Many oral microbes, whether harmless or pathogenic, frustrate scientists because they refuse to grow in the laboratory. Such microbes, which include more than 60% of bacteria in the human mouth, have even been referred to as “biological dark matter.” Though these obscure species have never been cultivated, they are known to exist, but only because of DNA sequencing, which yields insights even if only individual cells, directly harvested from human hosts, are available.
While it is possible to sequence the genome of a pathogenic species—such as Tannerella forsythia, which is linked to periodontitis—the hard-won genetic information may not seem especially meaningful. That is, it may not be clear which genes contribute to disease and which are relatively innocuous. That’s where comparative genomics comes in. By comparing the genome of T. forsythia to the genome of a closely related but harmless microbe, one may identify genes that occur only in the harmful relative. Such genes would be suitable targets for further study.
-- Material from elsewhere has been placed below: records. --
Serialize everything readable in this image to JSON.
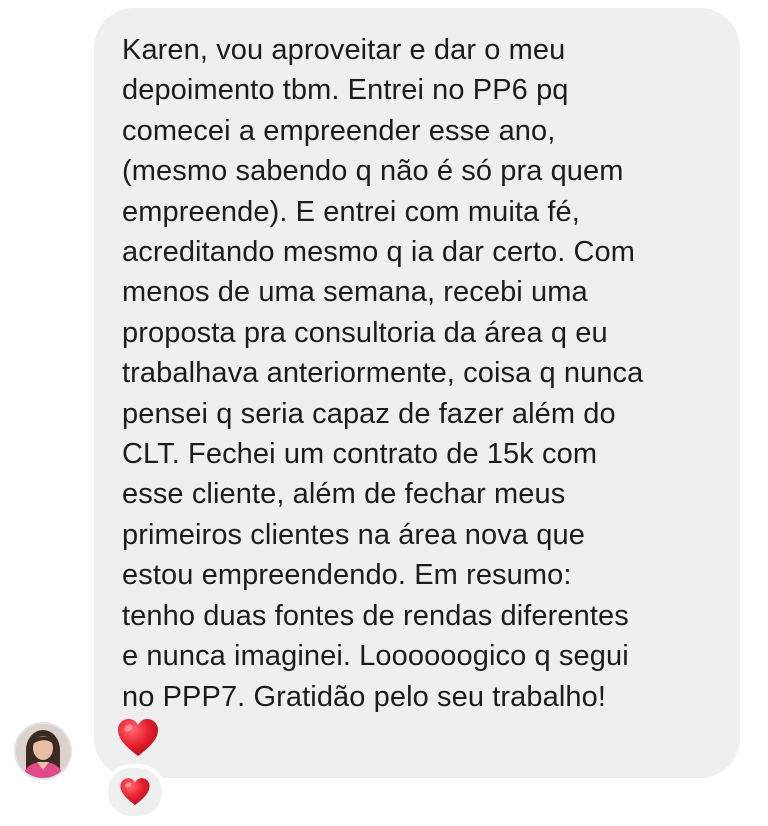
{
  "message": {
    "lines": [
      "Karen, vou aproveitar e dar o meu",
      "depoimento tbm. Entrei no PP6 pq",
      "comecei a empreender esse ano,",
      "(mesmo sabendo q não é só pra quem",
      "empreende). E entrei com muita fé,",
      "acreditando mesmo q ia dar certo. Com",
      "menos de uma semana, recebi uma",
      "proposta pra consultoria da área q eu",
      "trabalhava anteriormente, coisa q nunca",
      "pensei q seria capaz de fazer além do",
      "CLT. Fechei um contrato de 15k com",
      "esse cliente, além de fechar meus",
      "primeiros clientes na área nova que",
      "estou empreendendo. Em resumo:",
      "tenho duas fontes de rendas diferentes",
      "e nunca imaginei. Loooooogico q segui",
      "no PPP7. Gratidão pelo seu trabalho!"
    ],
    "inline_emoji": "heart-icon",
    "reaction": "heart-icon"
  },
  "colors": {
    "bubble_bg": "#efefef",
    "text": "#1c1c1e",
    "heart": "#e8202f"
  },
  "sender": {
    "avatar": "avatar"
  }
}
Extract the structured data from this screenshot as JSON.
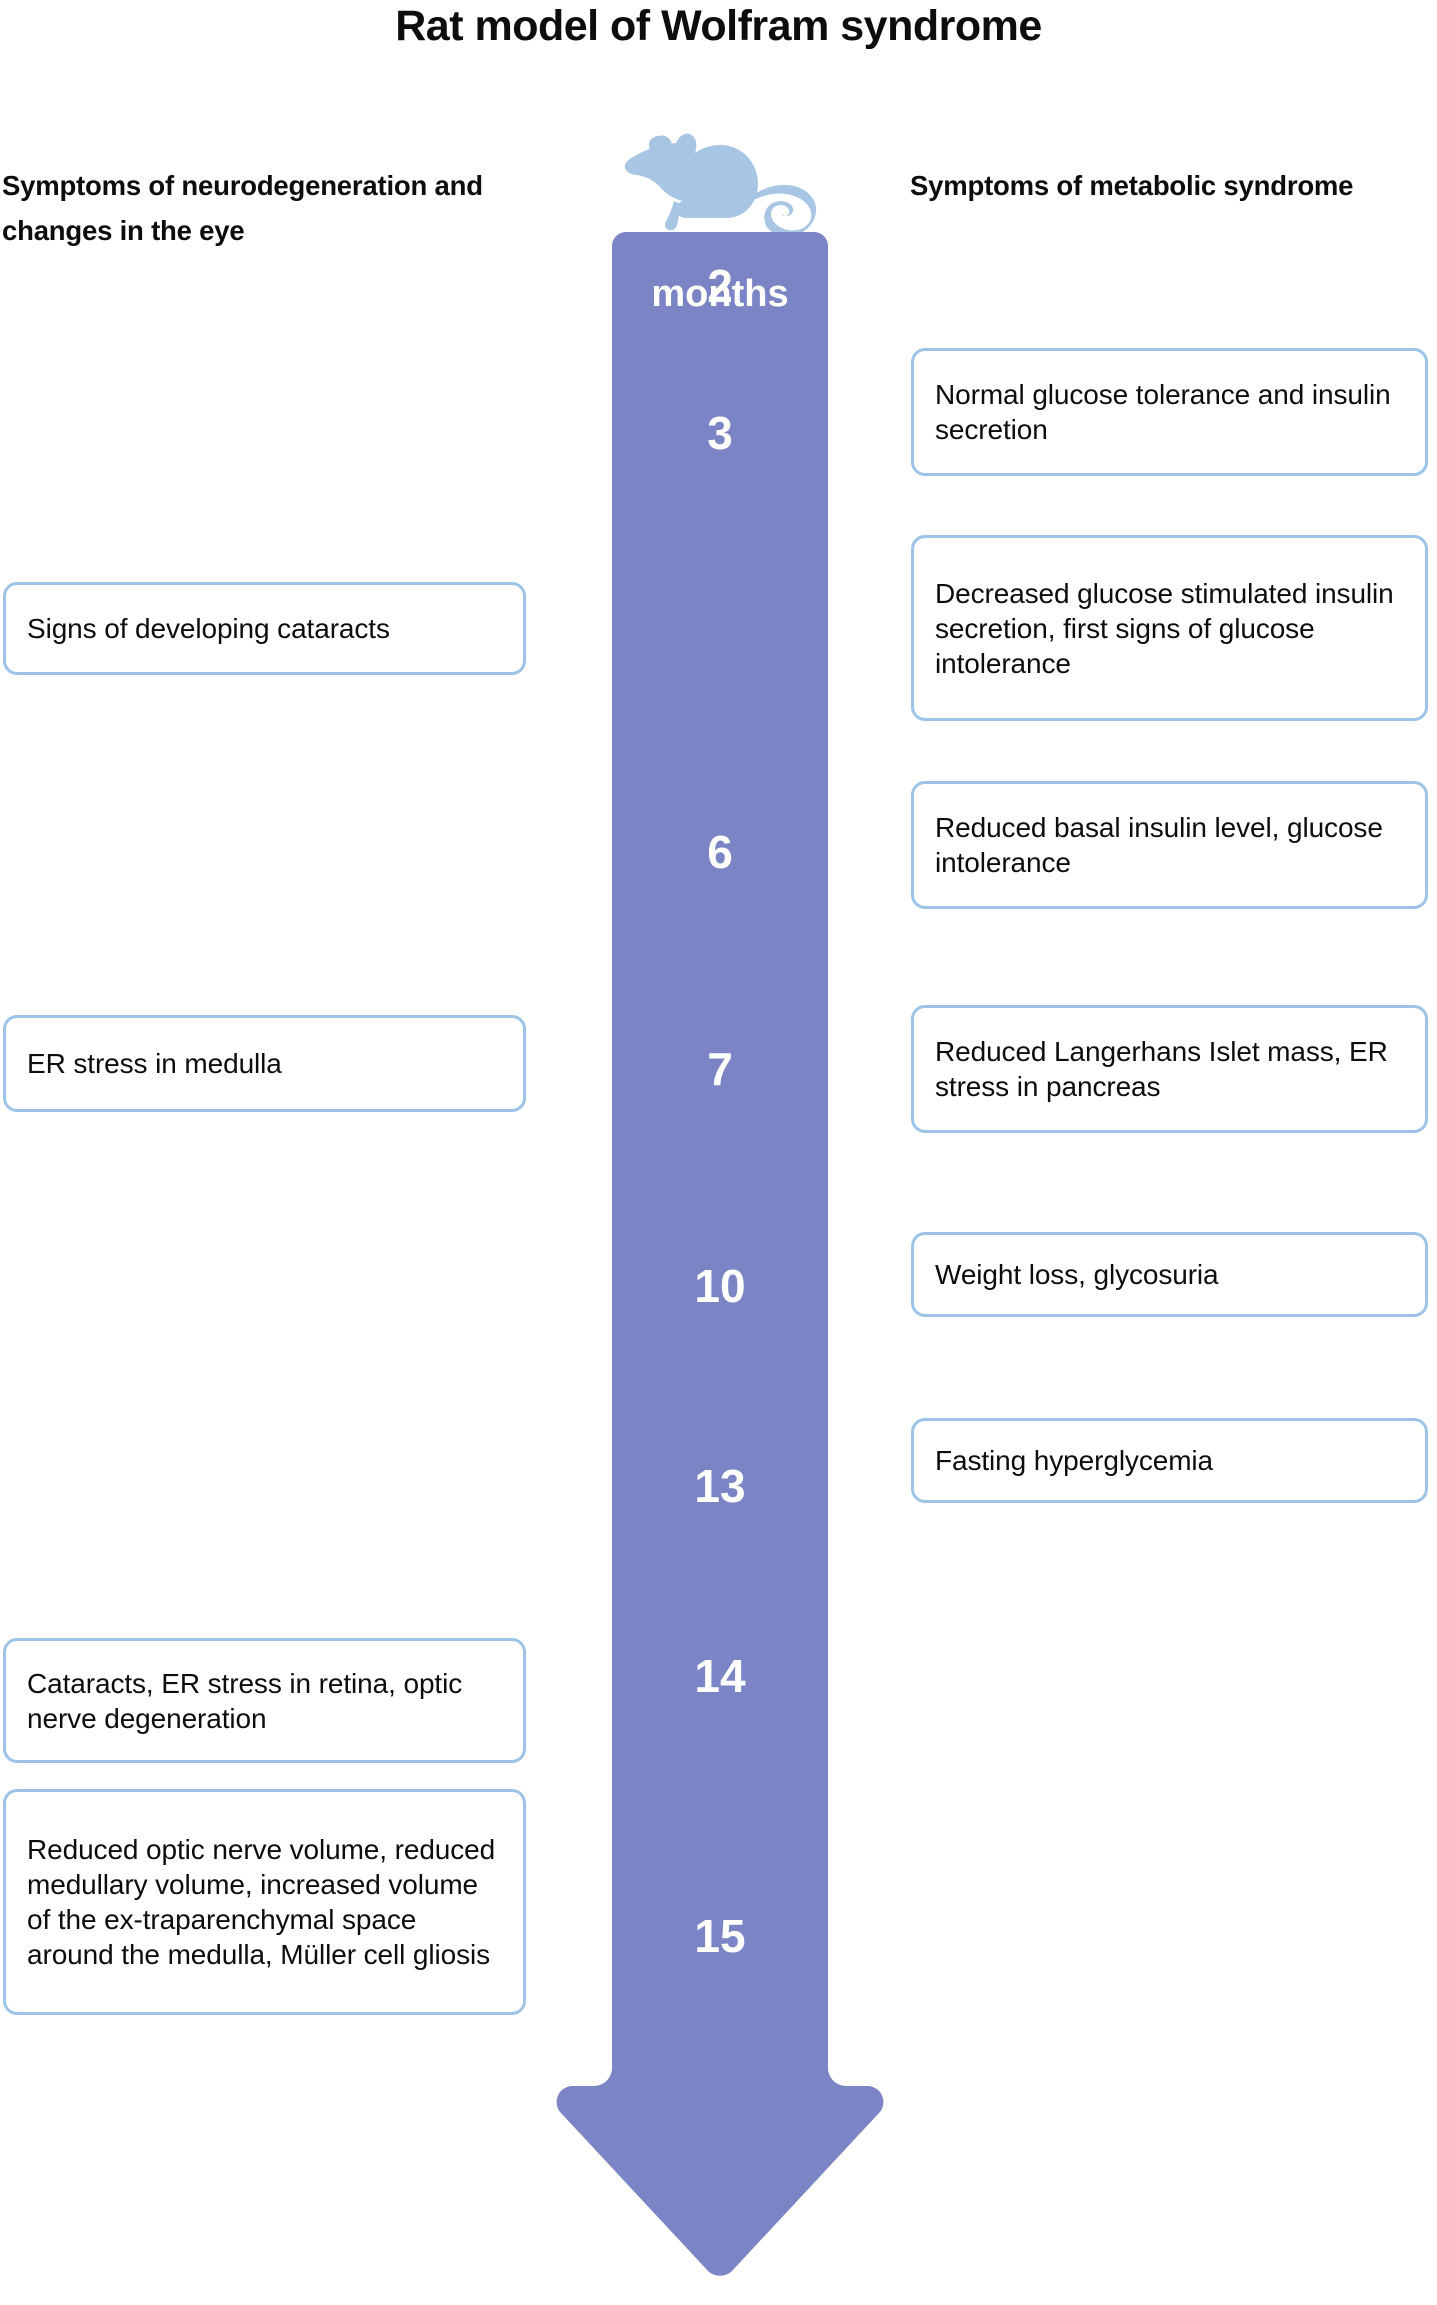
{
  "title": "Rat model of Wolfram syndrome",
  "colors": {
    "arrow": "#7b84c4",
    "box_border": "#9dc3e6",
    "rat_icon": "#a8c6e4",
    "text": "#0d0d0d",
    "month_text": "#ffffff"
  },
  "headers": {
    "left": "Symptoms of neurodegeneration and changes in the eye",
    "right": "Symptoms of metabolic syndrome"
  },
  "icons": {
    "rat": "rat-silhouette-icon",
    "arrow": "down-arrow-timeline"
  },
  "timeline": {
    "caption": "months",
    "months": [
      "2",
      "3",
      "6",
      "7",
      "10",
      "13",
      "14",
      "15"
    ]
  },
  "left_symptoms": [
    {
      "month": "3",
      "text": "Signs of developing cataracts"
    },
    {
      "month": "7",
      "text": "ER stress in medulla"
    },
    {
      "month": "14",
      "text": "Cataracts, ER stress in retina, optic nerve degeneration"
    },
    {
      "month": "15",
      "text": "Reduced optic nerve volume, reduced medullary volume, increased  volume of the ex-traparenchymal space around the medulla, Müller cell gliosis"
    }
  ],
  "right_symptoms": [
    {
      "month": "2",
      "text": "Normal glucose tolerance and insulin secretion"
    },
    {
      "month": "3",
      "text": "Decreased glucose stimulated insulin secretion, first signs of glucose intolerance"
    },
    {
      "month": "6",
      "text": "Reduced basal insulin level, glucose intolerance"
    },
    {
      "month": "7",
      "text": "Reduced Langerhans Islet mass, ER stress in pancreas"
    },
    {
      "month": "10",
      "text": "Weight loss, glycosuria"
    },
    {
      "month": "13",
      "text": "Fasting hyperglycemia"
    }
  ]
}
By taking advantage of comparative genomics, scientists at Ohio State University and Oak Ridge National Laboratory have identified several genes that appear to account for the pathogenic potential of T. forsythia. They published their findings in an article published February 14 in PLOS ONE, in an article entitled “Single Cell Genomics of Uncultured, Health-Associated Tannerella BU063 (Oral Taxon 286) and Comparison to the Closely Related Pathogen Tannerella forsythia.”
As the title indicates, the scientists compared T. forsythia with BU063, which is the closest relative to T. forsythia, but does not cause disease itself. They used single-cell genomics to isolate 12 individual BU063 cells by flow cytometry, and then the scientists amplified and sequenced the cells’ genomes: “Comparative analyses of the assembled genomic scaffolds and their gene contents allowed us to study the diversity of this taxon within the oral community of a single human donor that provided the sample. Eight different BU063 genotypes were represented.”
The scientists reported that the genome of BU063 is, as expected, more similar to T. forsythia than any other known genome. However, they also found significant differences, including a 44% difference in gene content, changes in metabolic pathways, loss of synteny, and an 8–9% difference in GC content.
Most importantly, the scientists noticed that several identified virulence genes of T. forsythia are not found in BU063 including karilysin, prtH, and bspA. Reflecting on the significance of this finding, the authors of the PLOS ONE article wrote: “The absence of these genes may explain the lack of periodontal pathogenesis by this species and provides a new foundation to further understand the genome evolution and mechanisms of bacterial-host interaction in closely related oral microbes with different pathogenicity potential.”
The scientists also highlighted the diversity of species they found. “We expect people to have 150 to 200 species of bacteria in their mouths, but they may have all these layers underneath of 20 little variants—at least it’s a possibility based on this organism,” said Clifford Beall, Ph.D., research assistant professor of oral biology at Ohio State University and lead author of the study. “This may go to show that our microbiome is even more complicated than we’ve previously thought.”
“There are a lot of different bacteria that are higher in periodontitis lesions, but we don’t see every one of those bacteria in every case of periodontitis,” added Dr. Beall. “So it’s hard to see a drug affecting one bacteria being very successful.”